#### TASK MATERIAL

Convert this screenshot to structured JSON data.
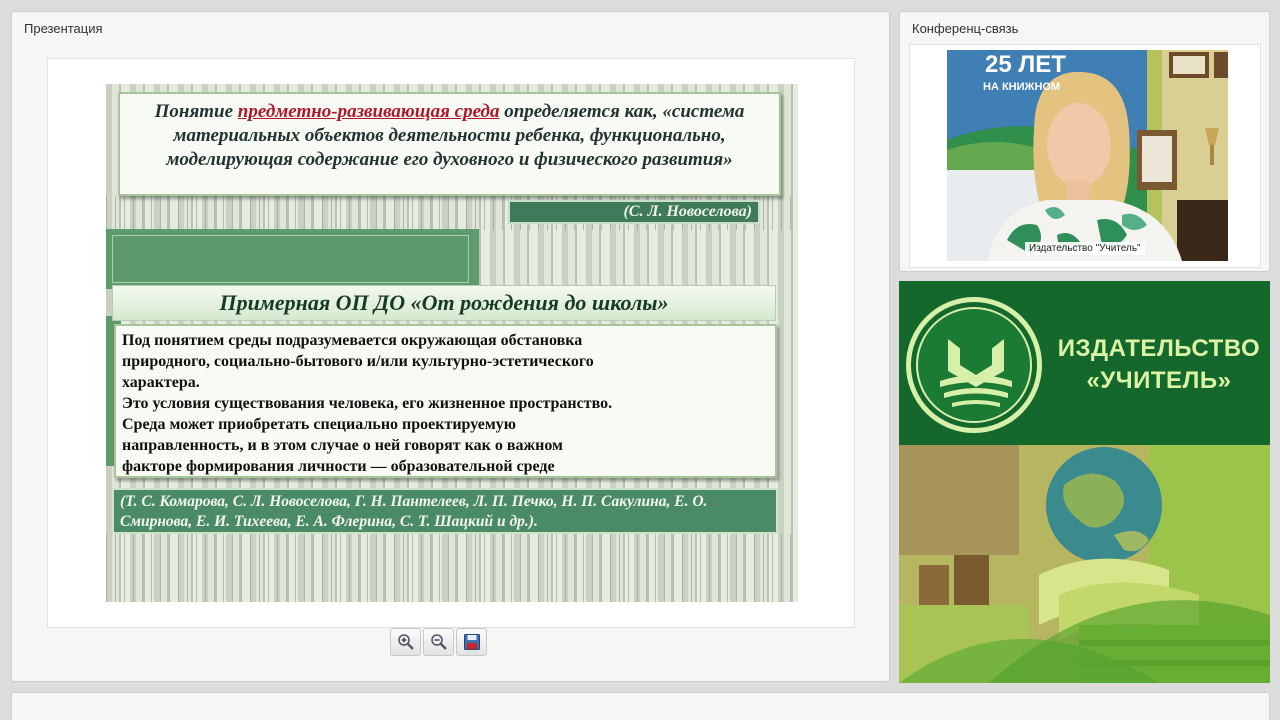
{
  "presentation": {
    "panel_title": "Презентация",
    "slide": {
      "definition_prefix": "Понятие ",
      "definition_term": "предметно-развивающая среда",
      "definition_suffix": " определяется как, «система материальных объектов деятельности ребенка, функционально,  моделирующая содержание его духовного и физического развития»",
      "definition_author": "(С. Л. Новоселова)",
      "program_title": "Примерная ОП ДО «От рождения до школы»",
      "body_lines": [
        "Под понятием среды подразумевается окружающая обстановка",
        "природного, социально-бытового и/или культурно-эстетического",
        "характера.",
        "Это условия существования человека, его жизненное пространство.",
        "Среда может приобретать специально проектируемую",
        "направленность, и в этом случае о ней говорят как о важном",
        "факторе формирования личности — образовательной среде"
      ],
      "references": "(Т. С. Комарова, С. Л. Новоселова, Г. Н. Пантелеев, Л. П. Печко, Н. П. Сакулина, Е. О. Смирнова, Е. И. Тихеева, Е. А. Флерина, С. Т. Шацкий и др.)."
    },
    "tools": [
      {
        "icon": "zoom-in-icon"
      },
      {
        "icon": "zoom-out-icon"
      },
      {
        "icon": "save-icon"
      }
    ]
  },
  "conference": {
    "panel_title": "Конференц-связь",
    "video_banner_text": "25 ЛЕТ",
    "video_banner_sub": "НА КНИЖНОМ",
    "video_label": "Издательство \"Учитель\""
  },
  "ad": {
    "brand_line1": "ИЗДАТЕЛЬСТВО",
    "brand_line2": "«УЧИТЕЛЬ»"
  },
  "colors": {
    "slide_green": "#4a8a66",
    "accent_red": "#b0182a",
    "ad_green": "#14682b"
  }
}
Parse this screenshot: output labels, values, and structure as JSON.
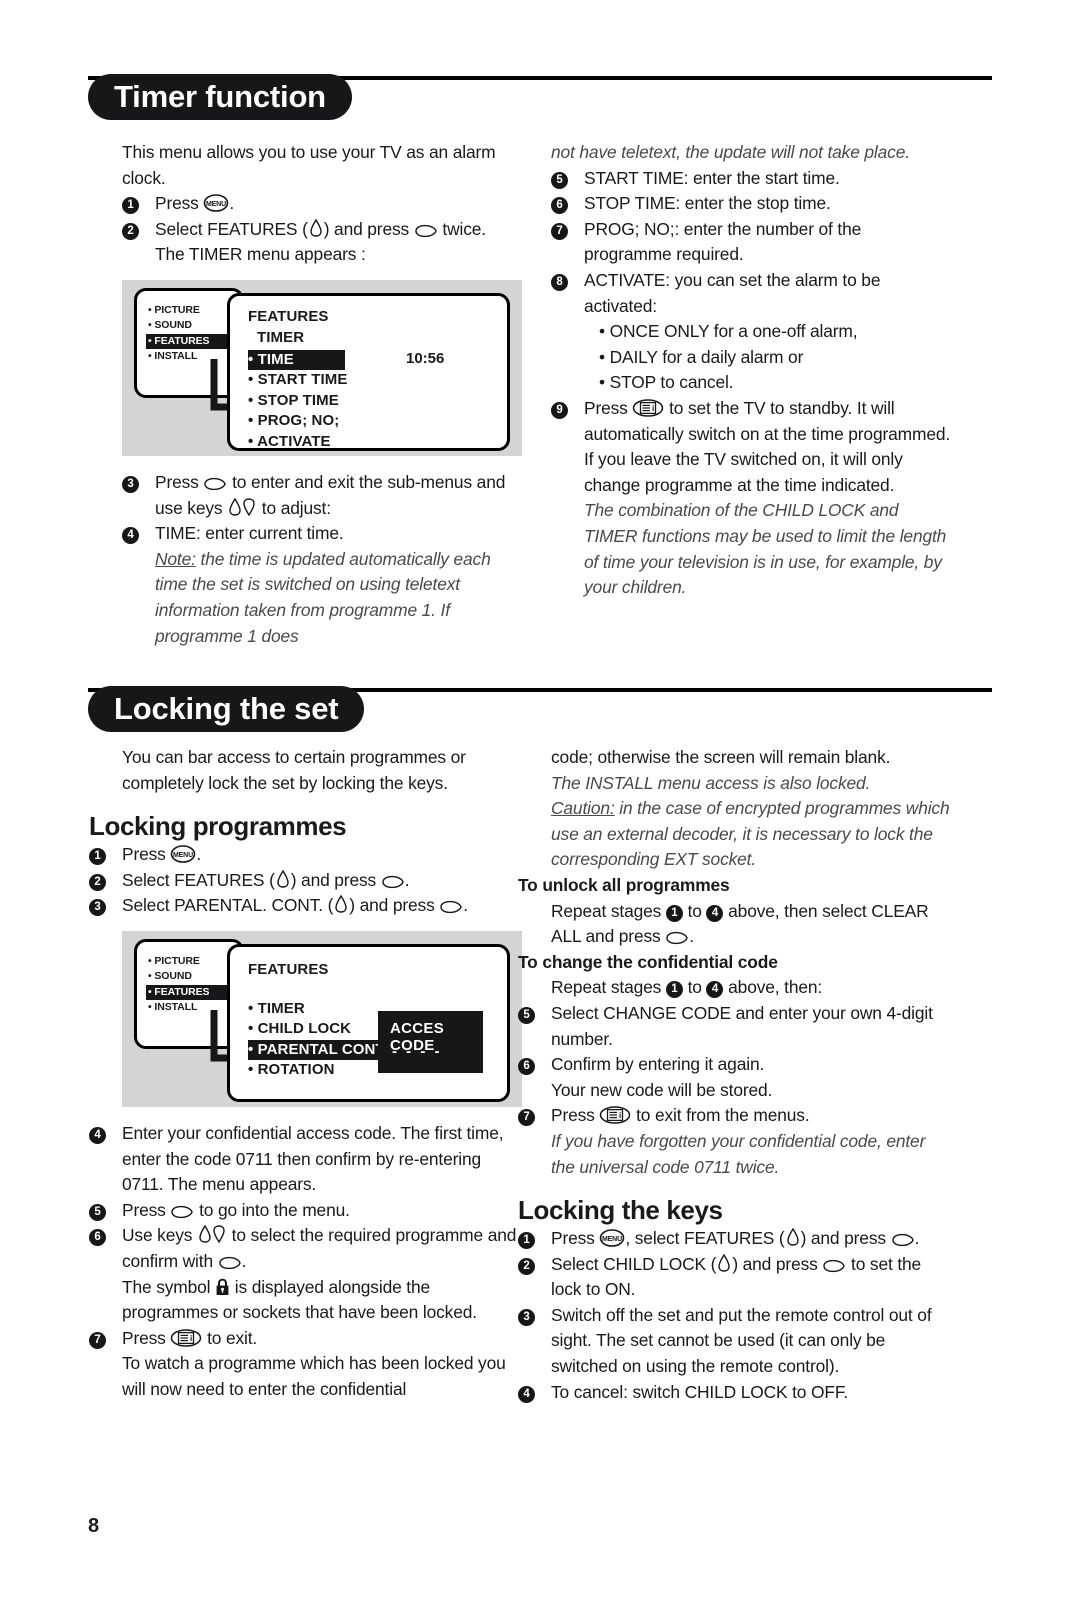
{
  "page": {
    "number": "8"
  },
  "sections": [
    {
      "id": "timer",
      "title": "Timer function",
      "left": {
        "intro": "This menu allows you to use your TV as an alarm clock.",
        "steps_before_figure": [
          {
            "num": "1",
            "text_before": "Press ",
            "icon": "menu-key-icon",
            "text_after": "."
          },
          {
            "num": "2",
            "text_before": "Select FEATURES (",
            "icon": "cursor-up-down-icon",
            "text_after": ") and press ",
            "icon2": "cursor-right-icon",
            "text_end": " twice."
          },
          {
            "num": "",
            "text": "The TIMER menu appears :"
          }
        ],
        "steps_after_figure": [
          {
            "num": "3",
            "a": "Press ",
            "b": " to enter and exit the sub-menus and use keys ",
            "c": " to adjust:"
          },
          {
            "num": "4",
            "a": "TIME: enter current time."
          }
        ],
        "note_label": "Note:",
        "note_text": " the time is updated automatically each time the set is switched on using teletext information taken from programme 1. If programme 1 does"
      },
      "right": {
        "continued_italic": "not have teletext, the update will not take place.",
        "steps": [
          {
            "num": "5",
            "text": "START TIME: enter the start time."
          },
          {
            "num": "6",
            "text": "STOP TIME: enter the stop time."
          },
          {
            "num": "7",
            "text": "PROG; NO;: enter the number of the programme required."
          },
          {
            "num": "8",
            "text": "ACTIVATE: you can set the alarm to be activated:"
          }
        ],
        "activate_options": [
          "• ONCE ONLY for a one-off alarm,",
          "• DAILY for a daily alarm or",
          "• STOP to cancel."
        ],
        "step9_a": "Press ",
        "step9_b": " to set the TV to standby. It will automatically switch on at the time programmed. If you leave the TV switched on, it will only change programme at the time indicated.",
        "step9_num": "9",
        "closing_italic": "The combination of the CHILD LOCK and TIMER functions may be used to limit the length of time your television is in use, for example, by your children."
      },
      "figure": {
        "left_menu": [
          "PICTURE",
          "SOUND",
          "FEATURES",
          "INSTALL"
        ],
        "left_selected": "FEATURES",
        "title": "FEATURES",
        "subtitle": "TIMER",
        "items": [
          "TIME",
          "START TIME",
          "STOP TIME",
          "PROG; NO;",
          "ACTIVATE"
        ],
        "selected": "TIME",
        "value": "10:56"
      }
    },
    {
      "id": "locking",
      "title": "Locking the set",
      "left": {
        "intro": "You can bar access to certain programmes or completely lock the set by locking the keys.",
        "subhead": "Locking programmes",
        "steps_before_figure": [
          {
            "num": "1",
            "a": "Press ",
            "b": "."
          },
          {
            "num": "2",
            "a": "Select FEATURES (",
            "b": ") and press ",
            "c": "."
          },
          {
            "num": "3",
            "a": "Select PARENTAL. CONT. (",
            "b": ") and press ",
            "c": "."
          }
        ],
        "steps_after_figure": [
          {
            "num": "4",
            "text": "Enter your confidential access code. The first time, enter the code 0711 then confirm by re-entering 0711. The menu appears."
          },
          {
            "num": "5",
            "a": "Press ",
            "b": " to go into the menu."
          },
          {
            "num": "6",
            "a": "Use keys ",
            "b": " to select the required programme and confirm with ",
            "c": "."
          }
        ],
        "symbol_line_a": "The symbol ",
        "symbol_line_b": " is displayed alongside the programmes or sockets that have been locked.",
        "step7_num": "7",
        "step7_a": "Press ",
        "step7_b": " to exit.",
        "tail": "To watch a programme which has been locked you will now need to enter the confidential"
      },
      "right": {
        "continued": "code; otherwise the screen will remain blank.",
        "italic1": "The INSTALL menu access is also locked.",
        "caution_label": "Caution:",
        "caution_text": " in the case of encrypted programmes which use an external decoder, it is necessary to lock the corresponding EXT socket.",
        "unlock_head": "To unlock all programmes",
        "unlock_a": "Repeat stages ",
        "unlock_b": " to ",
        "unlock_c": " above, then select CLEAR ALL and press ",
        "unlock_d": ".",
        "unlock_n1": "1",
        "unlock_n2": "4",
        "change_head": "To change the confidential code",
        "change_a": "Repeat stages ",
        "change_b": " to ",
        "change_c": " above, then:",
        "change_n1": "1",
        "change_n2": "4",
        "change_steps": [
          {
            "num": "5",
            "text": "Select CHANGE CODE and enter your own 4-digit number."
          },
          {
            "num": "6",
            "text": "Confirm by entering it again."
          },
          {
            "num": "",
            "text": "Your new code will be stored."
          }
        ],
        "step7_num": "7",
        "step7_a": "Press ",
        "step7_b": " to exit from the menus.",
        "forgot_italic": "If you have forgotten your confidential code, enter the universal code 0711 twice.",
        "keys_head": "Locking the keys",
        "keys_steps": [
          {
            "num": "1",
            "a": "Press ",
            "b": ", select FEATURES (",
            "c": ") and press ",
            "d": "."
          },
          {
            "num": "2",
            "a": "Select CHILD LOCK (",
            "b": ") and press ",
            "c": " to set the lock to ON."
          },
          {
            "num": "3",
            "text": "Switch off the set and put the remote control out of sight. The set cannot be used (it can only be switched on using the remote control)."
          },
          {
            "num": "4",
            "text": "To cancel: switch CHILD LOCK to OFF."
          }
        ]
      },
      "figure": {
        "left_menu": [
          "PICTURE",
          "SOUND",
          "FEATURES",
          "INSTALL"
        ],
        "left_selected": "FEATURES",
        "title": "FEATURES",
        "items": [
          "TIMER",
          "CHILD LOCK",
          "PARENTAL CONT",
          "ROTATION"
        ],
        "selected": "PARENTAL CONT",
        "code_box_title": "ACCES CODE",
        "code_box_dashes": "- - - -"
      }
    }
  ],
  "icons": {
    "menu_key": "menu-key-icon",
    "cursor_right": "cursor-right-icon",
    "cursor_up_down": "cursor-up-down-icon",
    "cursor_down": "cursor-down-icon",
    "teletext_exit": "teletext-exit-icon",
    "padlock": "padlock-icon"
  },
  "colors": {
    "ink": "#1a1a1a",
    "banner_bg": "#17171a",
    "figure_bg": "#d4d4d4",
    "italic_ink": "#4a4a4a"
  }
}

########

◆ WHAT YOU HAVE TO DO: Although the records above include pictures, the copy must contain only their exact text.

◆ REPLY TO THE TASK:
Convert this screenshot to structured JSON data.
{
  "presentation": {
    "panel_title": "Презентация",
    "slide": {
      "definition_prefix": "Понятие ",
      "definition_term": "предметно-развивающая среда",
      "definition_suffix": " определяется как, «система материальных объектов деятельности ребенка, функционально,  моделирующая содержание его духовного и физического развития»",
      "definition_author": "(С. Л. Новоселова)",
      "program_title": "Примерная ОП ДО «От рождения до школы»",
      "body_lines": [
        "Под понятием среды подразумевается окружающая обстановка",
        "природного, социально-бытового и/или культурно-эстетического",
        "характера.",
        "Это условия существования человека, его жизненное пространство.",
        "Среда может приобретать специально проектируемую",
        "направленность, и в этом случае о ней говорят как о важном",
        "факторе формирования личности — образовательной среде"
      ],
      "references": "(Т. С. Комарова, С. Л. Новоселова, Г. Н. Пантелеев, Л. П. Печко, Н. П. Сакулина, Е. О. Смирнова, Е. И. Тихеева, Е. А. Флерина, С. Т. Шацкий и др.)."
    },
    "tools": [
      {
        "icon": "zoom-in-icon"
      },
      {
        "icon": "zoom-out-icon"
      },
      {
        "icon": "save-icon"
      }
    ]
  },
  "conference": {
    "panel_title": "Конференц-связь",
    "video_banner_text": "25 ЛЕТ",
    "video_banner_sub": "НА КНИЖНОМ",
    "video_label": "Издательство \"Учитель\""
  },
  "ad": {
    "brand_line1": "ИЗДАТЕЛЬСТВО",
    "brand_line2": "«УЧИТЕЛЬ»"
  },
  "colors": {
    "slide_green": "#4a8a66",
    "accent_red": "#b0182a",
    "ad_green": "#14682b"
  }
}
Parse this screenshot: output labels, values, and structure as JSON.
{
  "page": {
    "number": "8"
  },
  "sections": [
    {
      "id": "timer",
      "title": "Timer function",
      "left": {
        "intro": "This menu allows you to use your TV as an alarm clock.",
        "steps_before_figure": [
          {
            "num": "1",
            "text_before": "Press ",
            "icon": "menu-key-icon",
            "text_after": "."
          },
          {
            "num": "2",
            "text_before": "Select FEATURES (",
            "icon": "cursor-up-down-icon",
            "text_after": ") and press ",
            "icon2": "cursor-right-icon",
            "text_end": " twice."
          },
          {
            "num": "",
            "text": "The TIMER menu appears :"
          }
        ],
        "steps_after_figure": [
          {
            "num": "3",
            "a": "Press ",
            "b": " to enter and exit the sub-menus and use keys ",
            "c": " to adjust:"
          },
          {
            "num": "4",
            "a": "TIME: enter current time."
          }
        ],
        "note_label": "Note:",
        "note_text": " the time is updated automatically each time the set is switched on using teletext information taken from programme 1. If programme 1 does"
      },
      "right": {
        "continued_italic": "not have teletext, the update will not take place.",
        "steps": [
          {
            "num": "5",
            "text": "START TIME: enter the start time."
          },
          {
            "num": "6",
            "text": "STOP TIME: enter the stop time."
          },
          {
            "num": "7",
            "text": "PROG; NO;: enter the number of the programme required."
          },
          {
            "num": "8",
            "text": "ACTIVATE: you can set the alarm to be activated:"
          }
        ],
        "activate_options": [
          "• ONCE ONLY for a one-off alarm,",
          "• DAILY for a daily alarm or",
          "• STOP to cancel."
        ],
        "step9_a": "Press ",
        "step9_b": " to set the TV to standby. It will automatically switch on at the time programmed. If you leave the TV switched on, it will only change programme at the time indicated.",
        "step9_num": "9",
        "closing_italic": "The combination of the CHILD LOCK and TIMER functions may be used to limit the length of time your television is in use, for example, by your children."
      },
      "figure": {
        "left_menu": [
          "PICTURE",
          "SOUND",
          "FEATURES",
          "INSTALL"
        ],
        "left_selected": "FEATURES",
        "title": "FEATURES",
        "subtitle": "TIMER",
        "items": [
          "TIME",
          "START TIME",
          "STOP TIME",
          "PROG; NO;",
          "ACTIVATE"
        ],
        "selected": "TIME",
        "value": "10:56"
      }
    },
    {
      "id": "locking",
      "title": "Locking the set",
      "left": {
        "intro": "You can bar access to certain programmes or completely lock the set by locking the keys.",
        "subhead": "Locking programmes",
        "steps_before_figure": [
          {
            "num": "1",
            "a": "Press ",
            "b": "."
          },
          {
            "num": "2",
            "a": "Select FEATURES (",
            "b": ") and press ",
            "c": "."
          },
          {
            "num": "3",
            "a": "Select PARENTAL. CONT. (",
            "b": ") and press ",
            "c": "."
          }
        ],
        "steps_after_figure": [
          {
            "num": "4",
            "text": "Enter your confidential access code. The first time, enter the code 0711 then confirm by re-entering 0711. The menu appears."
          },
          {
            "num": "5",
            "a": "Press ",
            "b": " to go into the menu."
          },
          {
            "num": "6",
            "a": "Use keys ",
            "b": " to select the required programme and confirm with ",
            "c": "."
          }
        ],
        "symbol_line_a": "The symbol ",
        "symbol_line_b": " is displayed alongside the programmes or sockets that have been locked.",
        "step7_num": "7",
        "step7_a": "Press ",
        "step7_b": " to exit.",
        "tail": "To watch a programme which has been locked you will now need to enter the confidential"
      },
      "right": {
        "continued": "code; otherwise the screen will remain blank.",
        "italic1": "The INSTALL menu access is also locked.",
        "caution_label": "Caution:",
        "caution_text": " in the case of encrypted programmes which use an external decoder, it is necessary to lock the corresponding EXT socket.",
        "unlock_head": "To unlock all programmes",
        "unlock_a": "Repeat stages ",
        "unlock_b": " to ",
        "unlock_c": " above, then select CLEAR ALL and press ",
        "unlock_d": ".",
        "unlock_n1": "1",
        "unlock_n2": "4",
        "change_head": "To change the confidential code",
        "change_a": "Repeat stages ",
        "change_b": " to ",
        "change_c": " above, then:",
        "change_n1": "1",
        "change_n2": "4",
        "change_steps": [
          {
            "num": "5",
            "text": "Select CHANGE CODE and enter your own 4-digit number."
          },
          {
            "num": "6",
            "text": "Confirm by entering it again."
          },
          {
            "num": "",
            "text": "Your new code will be stored."
          }
        ],
        "step7_num": "7",
        "step7_a": "Press ",
        "step7_b": " to exit from the menus.",
        "forgot_italic": "If you have forgotten your confidential code, enter the universal code 0711 twice.",
        "keys_head": "Locking the keys",
        "keys_steps": [
          {
            "num": "1",
            "a": "Press ",
            "b": ", select FEATURES (",
            "c": ") and press ",
            "d": "."
          },
          {
            "num": "2",
            "a": "Select CHILD LOCK (",
            "b": ") and press ",
            "c": " to set the lock to ON."
          },
          {
            "num": "3",
            "text": "Switch off the set and put the remote control out of sight. The set cannot be used (it can only be switched on using the remote control)."
          },
          {
            "num": "4",
            "text": "To cancel: switch CHILD LOCK to OFF."
          }
        ]
      },
      "figure": {
        "left_menu": [
          "PICTURE",
          "SOUND",
          "FEATURES",
          "INSTALL"
        ],
        "left_selected": "FEATURES",
        "title": "FEATURES",
        "items": [
          "TIMER",
          "CHILD LOCK",
          "PARENTAL CONT",
          "ROTATION"
        ],
        "selected": "PARENTAL CONT",
        "code_box_title": "ACCES CODE",
        "code_box_dashes": "- - - -"
      }
    }
  ],
  "icons": {
    "menu_key": "menu-key-icon",
    "cursor_right": "cursor-right-icon",
    "cursor_up_down": "cursor-up-down-icon",
    "cursor_down": "cursor-down-icon",
    "teletext_exit": "teletext-exit-icon",
    "padlock": "padlock-icon"
  },
  "colors": {
    "ink": "#1a1a1a",
    "banner_bg": "#17171a",
    "figure_bg": "#d4d4d4",
    "italic_ink": "#4a4a4a"
  }
}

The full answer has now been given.